§ **Try it**
Copy out the full listing below as it stands, with its pictures left behind.

(Beginning of Records for this exercise)

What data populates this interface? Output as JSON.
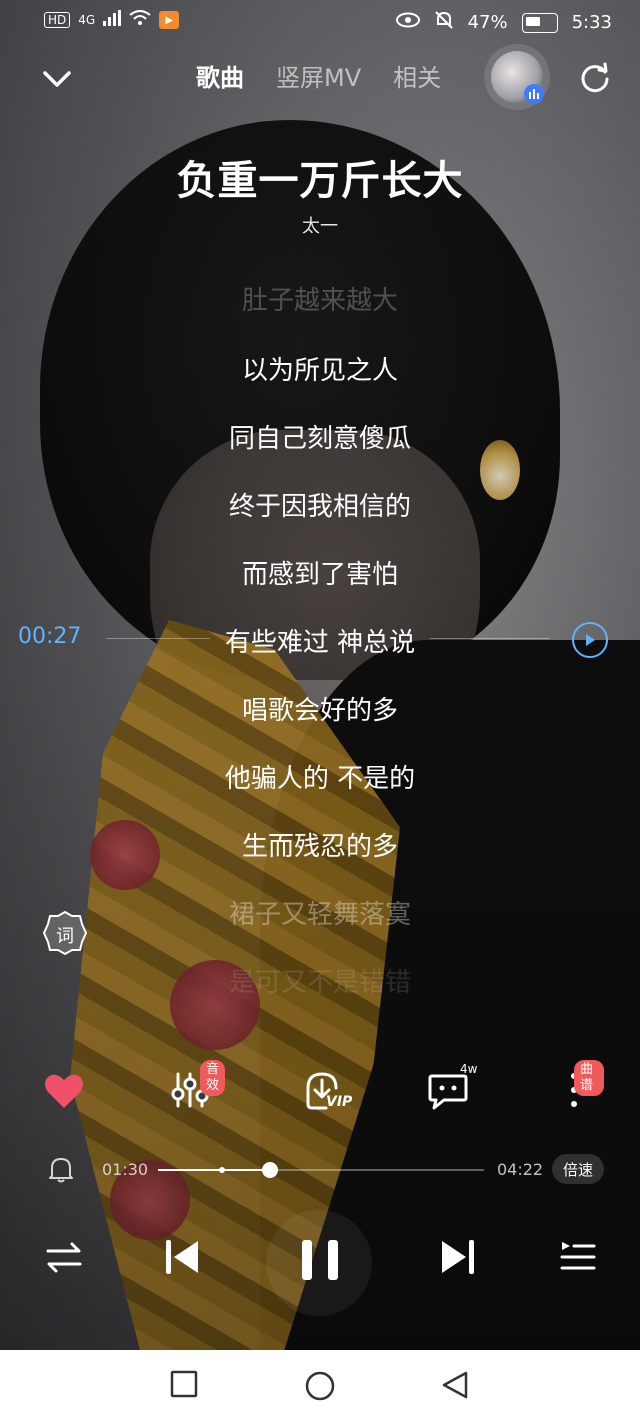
{
  "status_bar": {
    "hd": "HD",
    "network": "4G",
    "battery": "47%",
    "time": "5:33"
  },
  "header": {
    "tabs": [
      {
        "label": "歌曲",
        "active": true
      },
      {
        "label": "竖屏MV",
        "active": false
      },
      {
        "label": "相关",
        "active": false
      }
    ]
  },
  "song": {
    "title": "负重一万斤长大",
    "artist": "太一"
  },
  "lyrics": {
    "lines": [
      "肚子越来越大",
      "以为所见之人",
      "同自己刻意傻瓜",
      "终于因我相信的",
      "而感到了害怕",
      "有些难过 神总说",
      "唱歌会好的多",
      "他骗人的 不是的",
      "生而残忍的多",
      "裙子又轻舞落寞",
      "是可又不是错错"
    ],
    "current_index": 5,
    "current_time": "00:27",
    "lyric_button": "词"
  },
  "actions": {
    "sound_effect_badge": "音效",
    "download_label": "VIP",
    "comment_count": "4w",
    "more_badge": "曲谱"
  },
  "playback": {
    "elapsed": "01:30",
    "total": "04:22",
    "progress_fraction": 0.344,
    "buffer_fraction": 0.195,
    "speed_label": "倍速"
  },
  "colors": {
    "accent": "#5fb2ff",
    "heart": "#f0506a",
    "badge": "#f05a5a"
  }
}
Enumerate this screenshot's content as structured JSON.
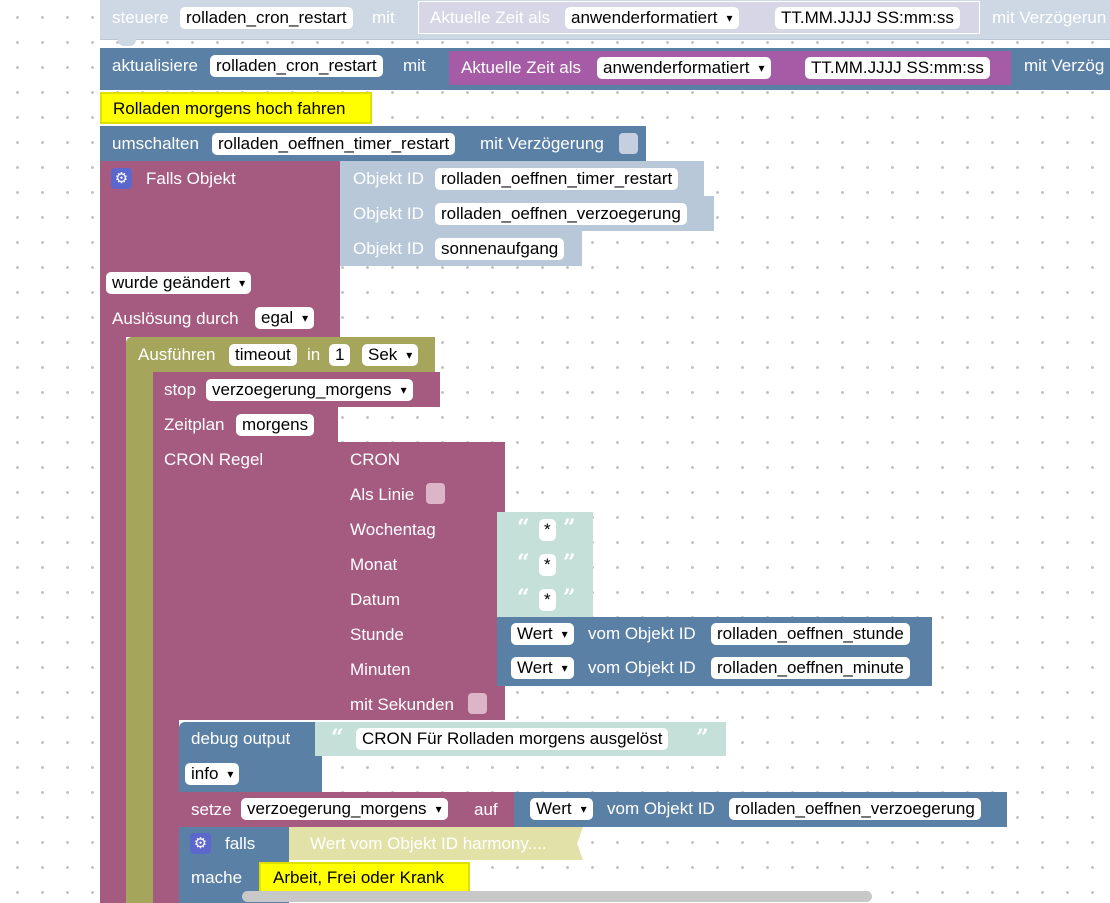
{
  "steuere_block": {
    "label": "steuere",
    "variable": "rolladen_cron_restart",
    "mit": "mit",
    "time_label": "Aktuelle Zeit als",
    "format_dropdown": "anwenderformatiert",
    "format_value": "TT.MM.JJJJ SS:mm:ss",
    "delay_label": "mit Verzögerun"
  },
  "aktualisiere_block": {
    "label": "aktualisiere",
    "variable": "rolladen_cron_restart",
    "mit": "mit",
    "time_label": "Aktuelle Zeit als",
    "format_dropdown": "anwenderformatiert",
    "format_value": "TT.MM.JJJJ SS:mm:ss",
    "delay_label": "mit Verzög"
  },
  "comment_1": "Rolladen morgens hoch fahren",
  "umschalten_block": {
    "label": "umschalten",
    "variable": "rolladen_oeffnen_timer_restart",
    "delay_label": "mit Verzögerung"
  },
  "falls_objekt_block": {
    "label": "Falls Objekt",
    "objekt_id_label": "Objekt ID",
    "ids": [
      "rolladen_oeffnen_timer_restart",
      "rolladen_oeffnen_verzoegerung",
      "sonnenaufgang"
    ],
    "trigger_dropdown": "wurde geändert",
    "ausloesung_label": "Auslösung durch",
    "ausloesung_dropdown": "egal"
  },
  "ausfuehren_block": {
    "label": "Ausführen",
    "timer_name": "timeout",
    "in_label": "in",
    "amount": "1",
    "unit_dropdown": "Sek"
  },
  "stop_block": {
    "label": "stop",
    "variable_dropdown": "verzoegerung_morgens"
  },
  "zeitplan_block": {
    "label": "Zeitplan",
    "name": "morgens",
    "cron_regel_label": "CRON Regel"
  },
  "cron_block": {
    "label": "CRON",
    "als_linie_label": "Als Linie",
    "wochentag_label": "Wochentag",
    "monat_label": "Monat",
    "datum_label": "Datum",
    "stunde_label": "Stunde",
    "minuten_label": "Minuten",
    "mit_sekunden_label": "mit Sekunden",
    "star": "*",
    "wert_dropdown": "Wert",
    "vom_objekt_label": "vom Objekt ID",
    "stunde_id": "rolladen_oeffnen_stunde",
    "minute_id": "rolladen_oeffnen_minute"
  },
  "debug_block": {
    "label": "debug output",
    "text": "CRON Für Rolladen morgens ausgelöst",
    "level_dropdown": "info"
  },
  "setze_block": {
    "label": "setze",
    "variable_dropdown": "verzoegerung_morgens",
    "auf_label": "auf",
    "wert_dropdown": "Wert",
    "vom_objekt_label": "vom Objekt ID",
    "objekt_id": "rolladen_oeffnen_verzoegerung"
  },
  "falls_block": {
    "label": "falls",
    "condition_collapsed": "Wert vom Objekt ID harmony....",
    "mache_label": "mache",
    "comment": "Arbeit, Frei oder Krank"
  },
  "colors": {
    "blue": "#5b80a5",
    "rose": "#a55b80",
    "olive": "#a5a55b",
    "purple": "#a55ba5",
    "steel": "#b8c8d8",
    "teal": "#c4e0d8",
    "comment": "#ffff00",
    "gear": "#5b67cc"
  },
  "icons": {
    "gear": "gear-icon",
    "quote_open": "“",
    "quote_close": "”"
  }
}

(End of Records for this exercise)

§ **Answer to the problem**
What data populates this interface? Output as JSON.
{
  "status_bar": {
    "hd": "HD",
    "network": "4G",
    "battery": "47%",
    "time": "5:33"
  },
  "header": {
    "tabs": [
      {
        "label": "歌曲",
        "active": true
      },
      {
        "label": "竖屏MV",
        "active": false
      },
      {
        "label": "相关",
        "active": false
      }
    ]
  },
  "song": {
    "title": "负重一万斤长大",
    "artist": "太一"
  },
  "lyrics": {
    "lines": [
      "肚子越来越大",
      "以为所见之人",
      "同自己刻意傻瓜",
      "终于因我相信的",
      "而感到了害怕",
      "有些难过 神总说",
      "唱歌会好的多",
      "他骗人的 不是的",
      "生而残忍的多",
      "裙子又轻舞落寞",
      "是可又不是错错"
    ],
    "current_index": 5,
    "current_time": "00:27",
    "lyric_button": "词"
  },
  "actions": {
    "sound_effect_badge": "音效",
    "download_label": "VIP",
    "comment_count": "4w",
    "more_badge": "曲谱"
  },
  "playback": {
    "elapsed": "01:30",
    "total": "04:22",
    "progress_fraction": 0.344,
    "buffer_fraction": 0.195,
    "speed_label": "倍速"
  },
  "colors": {
    "accent": "#5fb2ff",
    "heart": "#f0506a",
    "badge": "#f05a5a"
  }
}
Enumerate this screenshot's content as structured JSON.
{
  "steuere_block": {
    "label": "steuere",
    "variable": "rolladen_cron_restart",
    "mit": "mit",
    "time_label": "Aktuelle Zeit als",
    "format_dropdown": "anwenderformatiert",
    "format_value": "TT.MM.JJJJ SS:mm:ss",
    "delay_label": "mit Verzögerun"
  },
  "aktualisiere_block": {
    "label": "aktualisiere",
    "variable": "rolladen_cron_restart",
    "mit": "mit",
    "time_label": "Aktuelle Zeit als",
    "format_dropdown": "anwenderformatiert",
    "format_value": "TT.MM.JJJJ SS:mm:ss",
    "delay_label": "mit Verzög"
  },
  "comment_1": "Rolladen morgens hoch fahren",
  "umschalten_block": {
    "label": "umschalten",
    "variable": "rolladen_oeffnen_timer_restart",
    "delay_label": "mit Verzögerung"
  },
  "falls_objekt_block": {
    "label": "Falls Objekt",
    "objekt_id_label": "Objekt ID",
    "ids": [
      "rolladen_oeffnen_timer_restart",
      "rolladen_oeffnen_verzoegerung",
      "sonnenaufgang"
    ],
    "trigger_dropdown": "wurde geändert",
    "ausloesung_label": "Auslösung durch",
    "ausloesung_dropdown": "egal"
  },
  "ausfuehren_block": {
    "label": "Ausführen",
    "timer_name": "timeout",
    "in_label": "in",
    "amount": "1",
    "unit_dropdown": "Sek"
  },
  "stop_block": {
    "label": "stop",
    "variable_dropdown": "verzoegerung_morgens"
  },
  "zeitplan_block": {
    "label": "Zeitplan",
    "name": "morgens",
    "cron_regel_label": "CRON Regel"
  },
  "cron_block": {
    "label": "CRON",
    "als_linie_label": "Als Linie",
    "wochentag_label": "Wochentag",
    "monat_label": "Monat",
    "datum_label": "Datum",
    "stunde_label": "Stunde",
    "minuten_label": "Minuten",
    "mit_sekunden_label": "mit Sekunden",
    "star": "*",
    "wert_dropdown": "Wert",
    "vom_objekt_label": "vom Objekt ID",
    "stunde_id": "rolladen_oeffnen_stunde",
    "minute_id": "rolladen_oeffnen_minute"
  },
  "debug_block": {
    "label": "debug output",
    "text": "CRON Für Rolladen morgens ausgelöst",
    "level_dropdown": "info"
  },
  "setze_block": {
    "label": "setze",
    "variable_dropdown": "verzoegerung_morgens",
    "auf_label": "auf",
    "wert_dropdown": "Wert",
    "vom_objekt_label": "vom Objekt ID",
    "objekt_id": "rolladen_oeffnen_verzoegerung"
  },
  "falls_block": {
    "label": "falls",
    "condition_collapsed": "Wert vom Objekt ID harmony....",
    "mache_label": "mache",
    "comment": "Arbeit, Frei oder Krank"
  },
  "colors": {
    "blue": "#5b80a5",
    "rose": "#a55b80",
    "olive": "#a5a55b",
    "purple": "#a55ba5",
    "steel": "#b8c8d8",
    "teal": "#c4e0d8",
    "comment": "#ffff00",
    "gear": "#5b67cc"
  },
  "icons": {
    "gear": "gear-icon",
    "quote_open": "“",
    "quote_close": "”"
  }
}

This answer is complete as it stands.